Search the records for the string "Make" and copy every line in which it appears.

*** Opening RECORDS SHOWN ***

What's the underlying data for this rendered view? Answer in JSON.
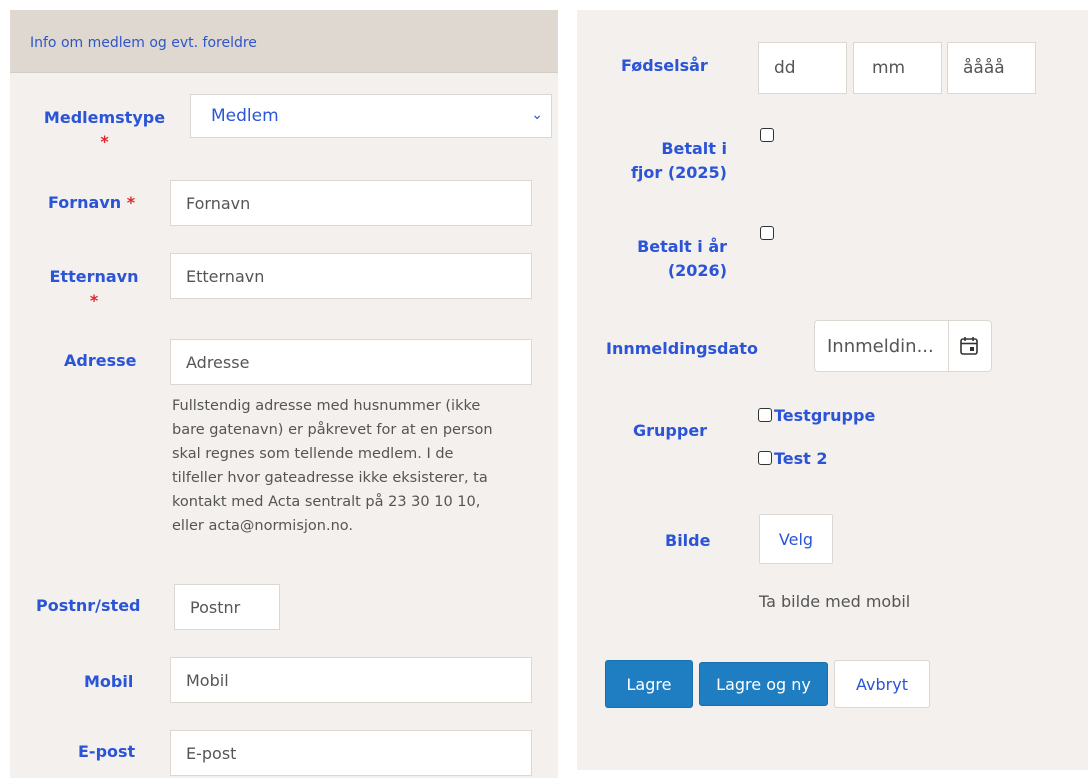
{
  "left": {
    "header": "Info om medlem og evt. foreldre",
    "required_mark": "*",
    "medlemstype": {
      "label": "Medlemstype",
      "value": "Medlem"
    },
    "fornavn": {
      "label": "Fornavn",
      "placeholder": "Fornavn"
    },
    "etternavn": {
      "label": "Etternavn",
      "placeholder": "Etternavn"
    },
    "adresse": {
      "label": "Adresse",
      "placeholder": "Adresse",
      "help": [
        "Fullstendig adresse med husnummer (ikke",
        "bare gatenavn) er påkrevet for at en person",
        "skal regnes som tellende medlem. I de",
        "tilfeller hvor gateadresse ikke eksisterer, ta",
        "kontakt med Acta sentralt på 23 30 10 10,",
        "eller acta@normisjon.no."
      ]
    },
    "postnr": {
      "label": "Postnr/sted",
      "placeholder": "Postnr"
    },
    "mobil": {
      "label": "Mobil",
      "placeholder": "Mobil"
    },
    "epost": {
      "label": "E-post",
      "placeholder": "E-post"
    }
  },
  "right": {
    "fodselsar": {
      "label": "Fødselsår",
      "dd": "dd",
      "mm": "mm",
      "yyyy": "åååå"
    },
    "betalt_ifjor": {
      "label_line1": "Betalt i",
      "label_line2": "fjor (2025)",
      "checked": false
    },
    "betalt_iar": {
      "label_line1": "Betalt i år",
      "label_line2": "(2026)",
      "checked": false
    },
    "innmeldingsdato": {
      "label": "Innmeldingsdato",
      "placeholder": "Innmeldin..."
    },
    "grupper": {
      "label": "Grupper",
      "items": [
        "Testgruppe",
        "Test 2"
      ]
    },
    "bilde": {
      "label": "Bilde",
      "button": "Velg",
      "hint": "Ta bilde med mobil"
    },
    "buttons": {
      "save": "Lagre",
      "save_new": "Lagre og ny",
      "cancel": "Avbryt"
    }
  }
}
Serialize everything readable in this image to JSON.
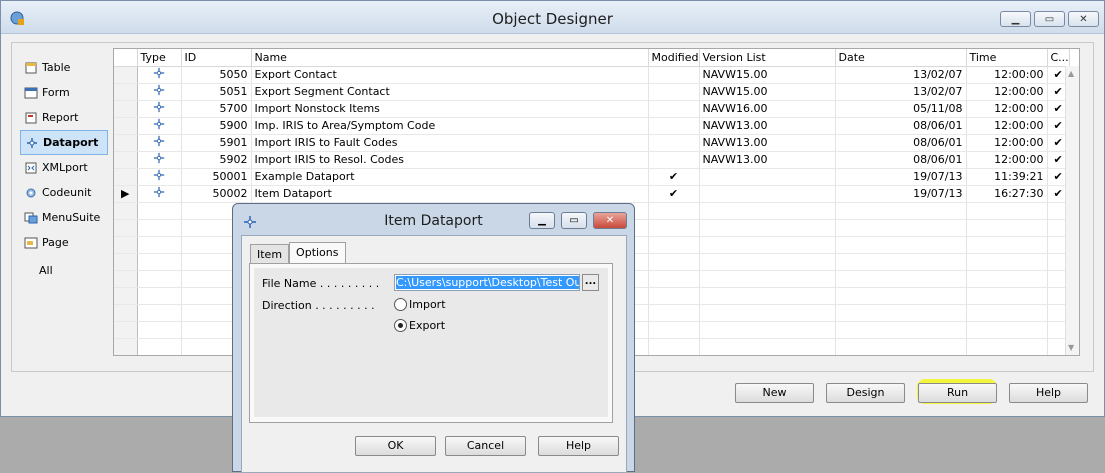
{
  "window": {
    "title": "Object Designer"
  },
  "nav": {
    "items": [
      {
        "label": "Table",
        "icon": "table-icon"
      },
      {
        "label": "Form",
        "icon": "form-icon"
      },
      {
        "label": "Report",
        "icon": "report-icon"
      },
      {
        "label": "Dataport",
        "icon": "dataport-icon"
      },
      {
        "label": "XMLport",
        "icon": "xmlport-icon"
      },
      {
        "label": "Codeunit",
        "icon": "codeunit-icon"
      },
      {
        "label": "MenuSuite",
        "icon": "menusuite-icon"
      },
      {
        "label": "Page",
        "icon": "page-icon"
      },
      {
        "label": "All",
        "icon": ""
      }
    ],
    "active": "Dataport"
  },
  "grid": {
    "headers": [
      "Type",
      "ID",
      "Name",
      "Modified",
      "Version List",
      "Date",
      "Time",
      "C..."
    ],
    "rows": [
      {
        "id": "5050",
        "name": "Export Contact",
        "modified": "",
        "version": "NAVW15.00",
        "date": "13/02/07",
        "time": "12:00:00",
        "compiled": "✔"
      },
      {
        "id": "5051",
        "name": "Export Segment Contact",
        "modified": "",
        "version": "NAVW15.00",
        "date": "13/02/07",
        "time": "12:00:00",
        "compiled": "✔"
      },
      {
        "id": "5700",
        "name": "Import Nonstock Items",
        "modified": "",
        "version": "NAVW16.00",
        "date": "05/11/08",
        "time": "12:00:00",
        "compiled": "✔"
      },
      {
        "id": "5900",
        "name": "Imp. IRIS to Area/Symptom Code",
        "modified": "",
        "version": "NAVW13.00",
        "date": "08/06/01",
        "time": "12:00:00",
        "compiled": "✔"
      },
      {
        "id": "5901",
        "name": "Import IRIS to Fault Codes",
        "modified": "",
        "version": "NAVW13.00",
        "date": "08/06/01",
        "time": "12:00:00",
        "compiled": "✔"
      },
      {
        "id": "5902",
        "name": "Import IRIS to Resol. Codes",
        "modified": "",
        "version": "NAVW13.00",
        "date": "08/06/01",
        "time": "12:00:00",
        "compiled": "✔"
      },
      {
        "id": "50001",
        "name": "Example Dataport",
        "modified": "✔",
        "version": "",
        "date": "19/07/13",
        "time": "11:39:21",
        "compiled": "✔"
      },
      {
        "id": "50002",
        "name": "Item Dataport",
        "modified": "✔",
        "version": "",
        "date": "19/07/13",
        "time": "16:27:30",
        "compiled": "✔"
      }
    ]
  },
  "buttons": {
    "new": "New",
    "design": "Design",
    "run": "Run",
    "help": "Help"
  },
  "dialog": {
    "title": "Item Dataport",
    "tabs": [
      "Item",
      "Options"
    ],
    "active_tab": "Options",
    "file_name_label": "File Name . . . . . . . . .",
    "file_name_value": "C:\\Users\\support\\Desktop\\Test Output",
    "direction_label": "Direction . . . . . . . . .",
    "direction_options": [
      "Import",
      "Export"
    ],
    "direction_selected": "Export",
    "ok": "OK",
    "cancel": "Cancel",
    "help": "Help"
  },
  "colors": {
    "highlight": "#f3f51c",
    "selection": "#3399ff",
    "active_nav": "#cde3f7"
  }
}
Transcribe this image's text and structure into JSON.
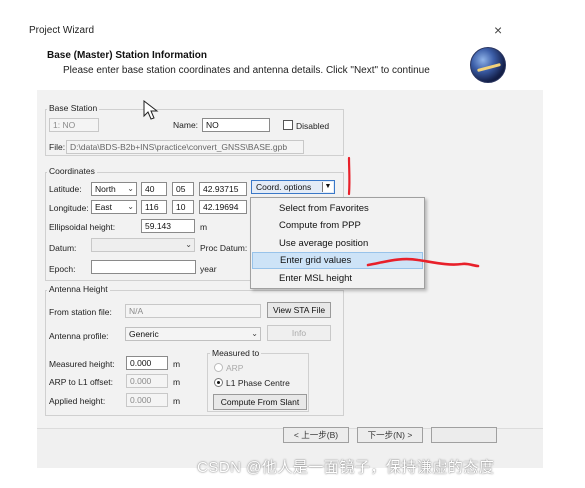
{
  "window": {
    "title": "Project Wizard",
    "close": "×"
  },
  "header": {
    "title": "Base (Master) Station Information",
    "subtitle": "Please enter base station coordinates and antenna details. Click \"Next\" to continue"
  },
  "base_station": {
    "group_label": "Base Station",
    "station_id": "1: NO",
    "name_label": "Name:",
    "name_value": "NO",
    "disabled_label": "Disabled",
    "file_label": "File:",
    "file_value": "D:\\data\\BDS-B2b+INS\\practice\\convert_GNSS\\BASE.gpb"
  },
  "coordinates": {
    "group_label": "Coordinates",
    "latitude_label": "Latitude:",
    "latitude_dir": "North",
    "latitude_deg": "40",
    "latitude_min": "05",
    "latitude_sec": "42.93715",
    "longitude_label": "Longitude:",
    "longitude_dir": "East",
    "longitude_deg": "116",
    "longitude_min": "10",
    "longitude_sec": "42.19694",
    "height_label": "Ellipsoidal height:",
    "height_value": "59.143",
    "height_unit": "m",
    "datum_label": "Datum:",
    "proc_datum_label": "Proc Datum:",
    "epoch_label": "Epoch:",
    "epoch_unit": "year",
    "coord_options_label": "Coord. options"
  },
  "coord_menu": {
    "items": [
      "Select from Favorites",
      "Compute from PPP",
      "Use average position",
      "Enter grid values",
      "Enter MSL height"
    ],
    "highlighted": "Enter grid values"
  },
  "antenna": {
    "group_label": "Antenna Height",
    "from_station_label": "From station file:",
    "from_station_value": "N/A",
    "view_sta_label": "View STA File",
    "profile_label": "Antenna profile:",
    "profile_value": "Generic",
    "info_label": "Info",
    "measured_height_label": "Measured height:",
    "measured_height_value": "0.000",
    "arp_offset_label": "ARP to L1 offset:",
    "arp_offset_value": "0.000",
    "applied_height_label": "Applied height:",
    "applied_height_value": "0.000",
    "unit": "m",
    "measured_to_label": "Measured to",
    "arp_option": "ARP",
    "l1_option": "L1 Phase Centre",
    "compute_slant_label": "Compute From Slant"
  },
  "footer": {
    "back_label": "< 上一步(B)",
    "next_label": "下一步(N) >"
  },
  "watermark": "CSDN @他人是一面镜子，保持谦虚的态度",
  "colors": {
    "annotation_red": "#e8202a",
    "highlight": "#cde3f7"
  }
}
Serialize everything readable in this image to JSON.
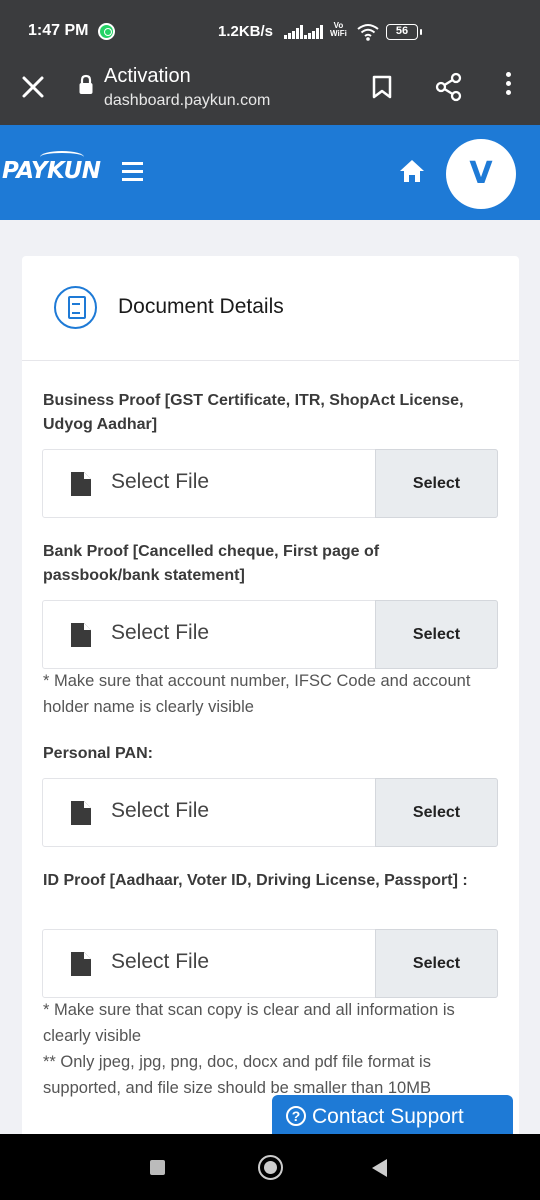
{
  "status_bar": {
    "time": "1:47 PM",
    "speed": "1.2KB/s",
    "volte_line1": "Vo",
    "volte_line2": "WiFi",
    "battery": "56"
  },
  "browser": {
    "title": "Activation",
    "url": "dashboard.paykun.com"
  },
  "header": {
    "logo": "PAYKUN",
    "avatar_initial": "V"
  },
  "card": {
    "title": "Document Details",
    "fields": [
      {
        "label": "Business Proof [GST Certificate, ITR, ShopAct License, Udyog Aadhar]",
        "placeholder": "Select File",
        "button": "Select"
      },
      {
        "label": "Bank Proof [Cancelled cheque, First page of passbook/bank statement]",
        "placeholder": "Select File",
        "button": "Select",
        "note": "* Make sure that account number, IFSC Code and account holder name is clearly visible"
      },
      {
        "label": "Personal PAN:",
        "placeholder": "Select File",
        "button": "Select"
      },
      {
        "label": "ID Proof [Aadhaar, Voter ID, Driving License, Passport] :",
        "placeholder": "Select File",
        "button": "Select",
        "note": "* Make sure that scan copy is clear and all information is clearly visible",
        "note2": "** Only jpeg, jpg, png, doc, docx and pdf file format is supported, and file size should be smaller than 10MB"
      }
    ]
  },
  "contact_support": {
    "label": "Contact Support"
  },
  "colors": {
    "brand": "#1e7ad6",
    "topbar": "#3b3c3e"
  }
}
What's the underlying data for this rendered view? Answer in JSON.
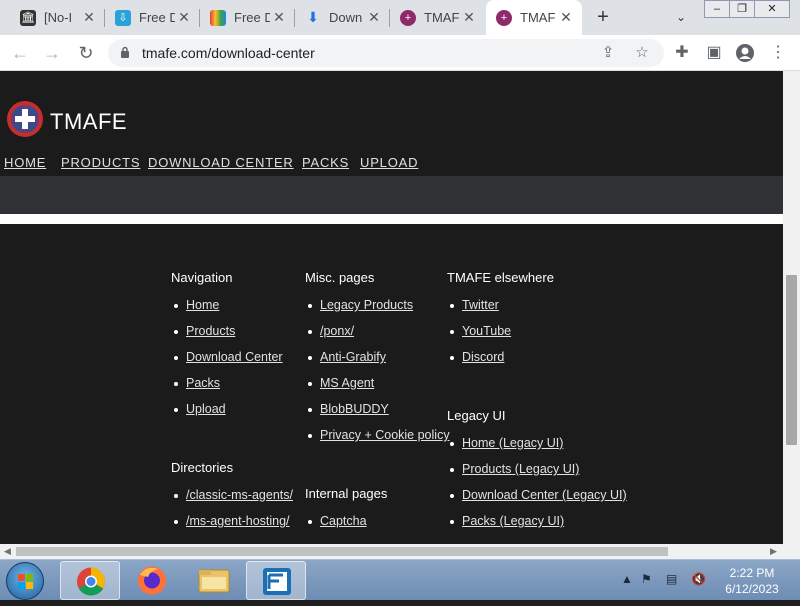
{
  "browser": {
    "tabs": [
      {
        "label": "[No-I",
        "icon": "archive-icon"
      },
      {
        "label": "Free D",
        "icon": "freedl-icon"
      },
      {
        "label": "Free D",
        "icon": "rainbow-icon"
      },
      {
        "label": "Down",
        "icon": "download-icon"
      },
      {
        "label": "TMAF",
        "icon": "tmafe-icon"
      },
      {
        "label": "TMAF",
        "icon": "tmafe-icon"
      }
    ],
    "url": "tmafe.com/download-center",
    "window_controls": [
      "minimize",
      "restore",
      "close"
    ]
  },
  "site": {
    "brand": "TMAFE",
    "nav": [
      "HOME",
      "PRODUCTS",
      "DOWNLOAD CENTER",
      "PACKS",
      "UPLOAD"
    ]
  },
  "footer": {
    "navigation": {
      "heading": "Navigation",
      "links": [
        "Home",
        "Products",
        "Download Center",
        "Packs",
        "Upload"
      ]
    },
    "misc": {
      "heading": "Misc. pages",
      "links": [
        "Legacy Products",
        "/ponx/",
        "Anti-Grabify",
        "MS Agent",
        "BlobBUDDY",
        "Privacy + Cookie policy"
      ]
    },
    "elsewhere": {
      "heading": "TMAFE elsewhere",
      "links": [
        "Twitter",
        "YouTube",
        "Discord"
      ]
    },
    "legacy": {
      "heading": "Legacy UI",
      "links": [
        "Home (Legacy UI)",
        "Products (Legacy UI)",
        "Download Center (Legacy UI)",
        "Packs (Legacy UI)"
      ]
    },
    "directories": {
      "heading": "Directories",
      "links": [
        "/classic-ms-agents/",
        "/ms-agent-hosting/"
      ]
    },
    "internal": {
      "heading": "Internal pages",
      "links": [
        "Captcha"
      ]
    }
  },
  "taskbar": {
    "time": "2:22 PM",
    "date": "6/12/2023"
  },
  "colors": {
    "page_bg": "#1c1b1b",
    "band": "#303134",
    "taskbar": "#7b97bd"
  }
}
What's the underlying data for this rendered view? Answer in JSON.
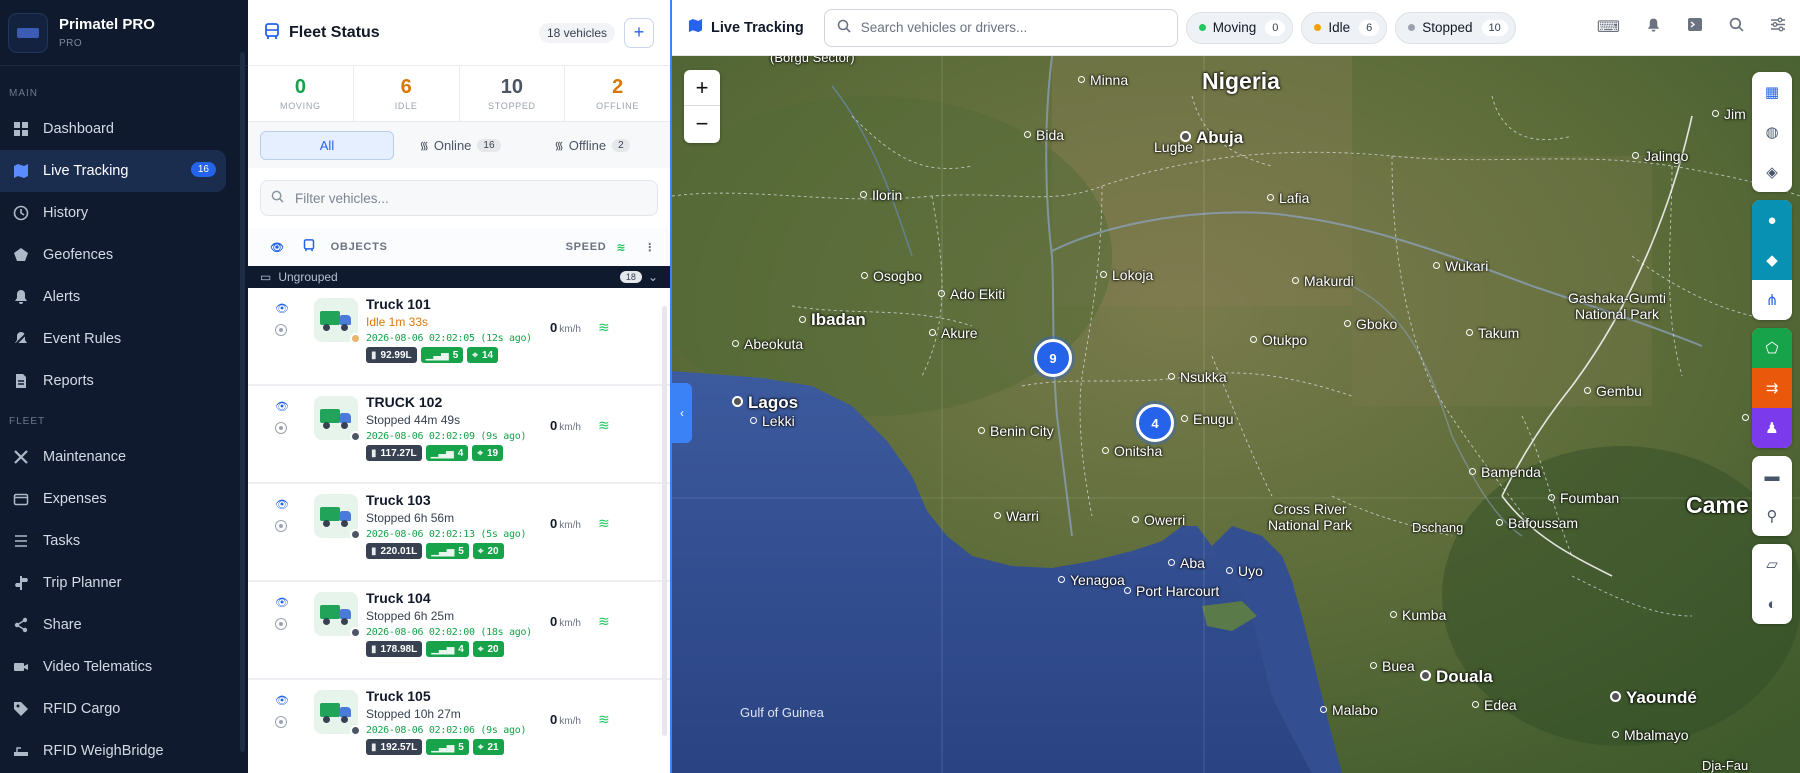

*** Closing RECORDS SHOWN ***

RESULT
        "note": "* Make sure that account number, IFSC Code and account holder name is clearly visible"
        "note": "* Make sure that scan copy is clear and all information is clearly visible",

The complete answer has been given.